[Website and app data records]
╔══

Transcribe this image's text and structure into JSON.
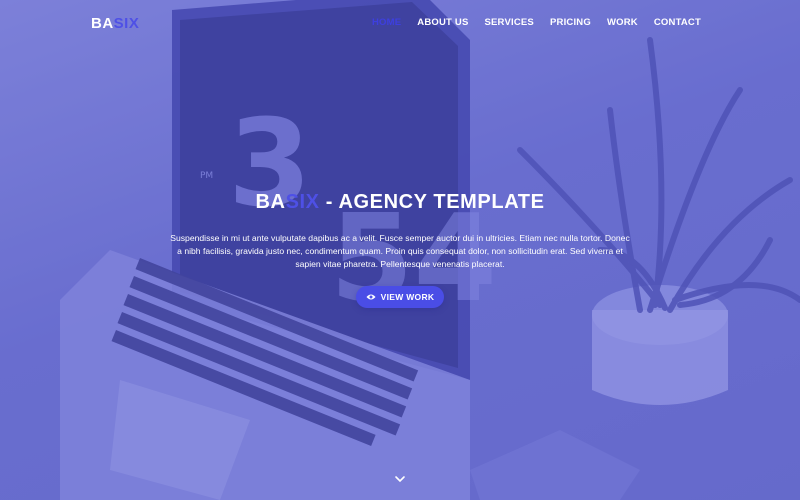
{
  "brand": {
    "logo_part1": "BA",
    "logo_part2": "SIX"
  },
  "nav": {
    "items": [
      {
        "label": "HOME",
        "active": true
      },
      {
        "label": "ABOUT US"
      },
      {
        "label": "SERVICES"
      },
      {
        "label": "PRICING"
      },
      {
        "label": "WORK"
      },
      {
        "label": "CONTACT"
      }
    ]
  },
  "hero": {
    "title_part1": "BA",
    "title_part2": "SIX",
    "title_part3": " - AGENCY TEMPLATE",
    "description": "Suspendisse in mi ut ante vulputate dapibus ac a velit. Fusce semper auctor dui in ultricies. Etiam nec nulla tortor. Donec a nibh facilisis, gravida justo nec, condimentum quam. Proin quis consequat dolor, non sollicitudin erat. Sed viverra et sapien vitae pharetra. Pellentesque venenatis placerat.",
    "cta_label": "VIEW WORK",
    "cta_icon": "eye-icon",
    "scroll_icon": "chevron-down-icon"
  },
  "colors": {
    "accent": "#4e50e6",
    "overlay": "#6f74cf",
    "text": "#ffffff"
  }
}
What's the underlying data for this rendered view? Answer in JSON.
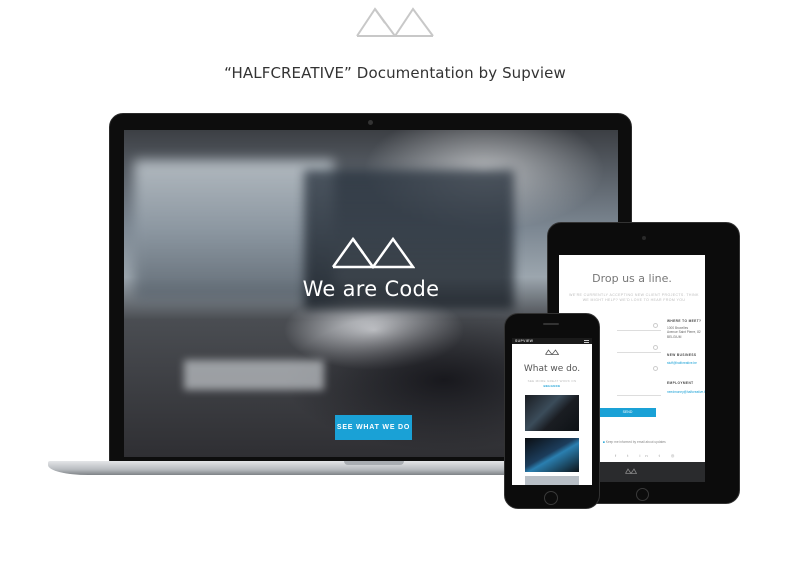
{
  "header": {
    "logo_icon": "mountains-logo-icon",
    "title": "“HALFCREATIVE” Documentation by Supview"
  },
  "laptop": {
    "hero_logo_icon": "mountains-logo-icon",
    "hero_title": "We are Code",
    "hero_button": "SEE WHAT WE DO"
  },
  "tablet": {
    "title": "Drop us a line.",
    "subtitle": "WE'RE CURRENTLY ACCEPTING NEW CLIENT PROJECTS. THINK WE MIGHT HELP? WE'D LOVE TO HEAR FROM YOU",
    "send_button": "SEND",
    "where_heading": "WHERE TO MEET?",
    "address_lines": [
      "1000 Bruxelles",
      "Avenue Saint Pierre, 82",
      "BELGIUM"
    ],
    "new_business_heading": "NEW BUSINESS",
    "new_business_email": "stuff@halfcreative.be",
    "employment_heading": "EMPLOYMENT",
    "employment_email": "needmoney@halfcreative.be",
    "newsletter_checkbox": "Keep me informed by email about updates",
    "social_icons": [
      "facebook-icon",
      "twitter-icon",
      "linkedin-icon",
      "tumblr-icon",
      "instagram-icon"
    ],
    "social_glyphs": "f t in t ◎",
    "footer_logo_icon": "mountains-logo-icon"
  },
  "phone": {
    "brand": "SUPVIEW",
    "menu_icon": "hamburger-menu-icon",
    "logo_icon": "mountains-logo-icon",
    "title": "What we do.",
    "subtitle": "SEE MORE GREAT WORK ON",
    "link": "BEHANCE"
  },
  "colors": {
    "accent": "#1aa1d6",
    "device_frame": "#0c0c0c",
    "text_gray": "#777777"
  }
}
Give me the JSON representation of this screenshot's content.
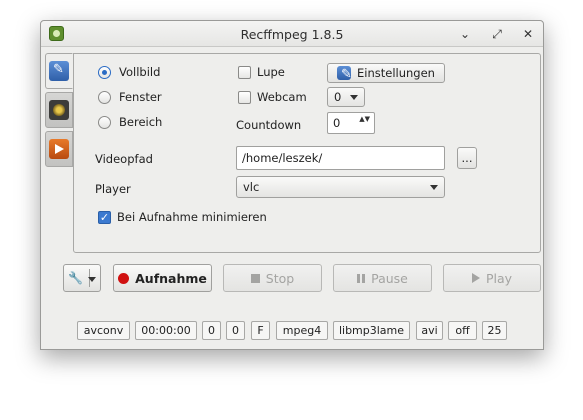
{
  "window": {
    "title": "Recffmpeg 1.8.5"
  },
  "icons": {
    "app": "recffmpeg-app-icon",
    "tabs": [
      "tools-icon",
      "audio-speaker-icon",
      "video-film-icon"
    ],
    "settings": "tools-icon",
    "minimize": "chevron-down-icon",
    "maximize": "maximize-icon",
    "close": "close-icon"
  },
  "glyphs": {
    "minimize": "⌄",
    "maximize": "⤢",
    "close": "✕",
    "check": "✓",
    "spin": "▲▼",
    "tools": "🔧"
  },
  "capture": {
    "options": [
      {
        "label": "Vollbild",
        "selected": true
      },
      {
        "label": "Fenster",
        "selected": false
      },
      {
        "label": "Bereich",
        "selected": false
      }
    ]
  },
  "lupe": {
    "label": "Lupe",
    "checked": false
  },
  "webcam": {
    "label": "Webcam",
    "checked": false,
    "value": "0"
  },
  "settings_button": {
    "label": "Einstellungen"
  },
  "countdown": {
    "label": "Countdown",
    "value": "0"
  },
  "videopfad": {
    "label": "Videopfad",
    "value": "/home/leszek/",
    "browse_label": "..."
  },
  "player": {
    "label": "Player",
    "value": "vlc"
  },
  "minimize_on_record": {
    "label": "Bei Aufnahme minimieren",
    "checked": true
  },
  "buttons": {
    "record": "Aufnahme",
    "stop": "Stop",
    "pause": "Pause",
    "play": "Play"
  },
  "status": [
    "avconv",
    "00:00:00",
    "0",
    "0",
    "F",
    "mpeg4",
    "libmp3lame",
    "avi",
    "off",
    "25"
  ],
  "colors": {
    "accent": "#2a6bc4",
    "record": "#d01010",
    "window_bg": "#eeeeec"
  }
}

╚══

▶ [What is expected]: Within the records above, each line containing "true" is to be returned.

▶ [Response below]:
        "active": true
        "selected": true
    "checked": true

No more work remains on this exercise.